## [TASK BRIEF]
Search the records for the string "Pavim". Copy each line where it occurs.

## [INPUT MATERIAL]

________

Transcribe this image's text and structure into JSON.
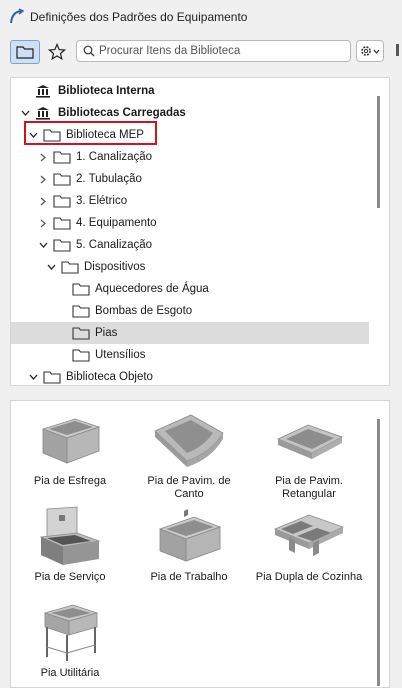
{
  "window": {
    "title": "Definições dos Padrões do Equipamento"
  },
  "toolbar": {
    "folder_view_icon": "folder-icon",
    "favorites_icon": "star-icon",
    "search_placeholder": "Procurar Itens da Biblioteca",
    "settings_icon": "gear-icon"
  },
  "tree": {
    "items": [
      {
        "label": "Biblioteca Interna",
        "bold": true,
        "icon": "library-icon"
      },
      {
        "label": "Bibliotecas Carregadas",
        "bold": true,
        "icon": "library-icon",
        "expanded": true
      },
      {
        "label": "Biblioteca MEP",
        "icon": "folder-icon",
        "expanded": true,
        "highlighted": true
      },
      {
        "label": "1. Canalização",
        "icon": "folder-icon"
      },
      {
        "label": "2. Tubulação",
        "icon": "folder-icon"
      },
      {
        "label": "3. Elétrico",
        "icon": "folder-icon"
      },
      {
        "label": "4. Equipamento",
        "icon": "folder-icon"
      },
      {
        "label": "5. Canalização",
        "icon": "folder-icon",
        "expanded": true
      },
      {
        "label": "Dispositivos",
        "icon": "folder-icon",
        "expanded": true
      },
      {
        "label": "Aquecedores de Água",
        "icon": "folder-icon"
      },
      {
        "label": "Bombas de Esgoto",
        "icon": "folder-icon"
      },
      {
        "label": "Pias",
        "icon": "folder-icon",
        "selected": true
      },
      {
        "label": "Utensílios",
        "icon": "folder-icon"
      },
      {
        "label": "Biblioteca Objeto",
        "icon": "folder-icon",
        "expanded": true
      }
    ]
  },
  "grid": {
    "items": [
      {
        "name": "Pia de Esfrega",
        "icon": "mop-sink-icon"
      },
      {
        "name": "Pia de Pavim. de Canto",
        "icon": "corner-floor-sink-icon"
      },
      {
        "name": "Pia de Pavim. Retangular",
        "icon": "rect-floor-sink-icon"
      },
      {
        "name": "Pia de Serviço",
        "icon": "service-sink-icon"
      },
      {
        "name": "Pia de Trabalho",
        "icon": "work-sink-icon"
      },
      {
        "name": "Pia Dupla de Cozinha",
        "icon": "double-kitchen-sink-icon"
      },
      {
        "name": "Pia Utilitária",
        "icon": "utility-sink-icon"
      }
    ]
  },
  "colors": {
    "highlight": "#d0141e",
    "selection": "#dcdcdc",
    "active_tab": "#cfe0f4"
  }
}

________

## [ANSWER SECTION]
        "name": "Pia de Pavim. de Canto",
        "name": "Pia de Pavim. Retangular",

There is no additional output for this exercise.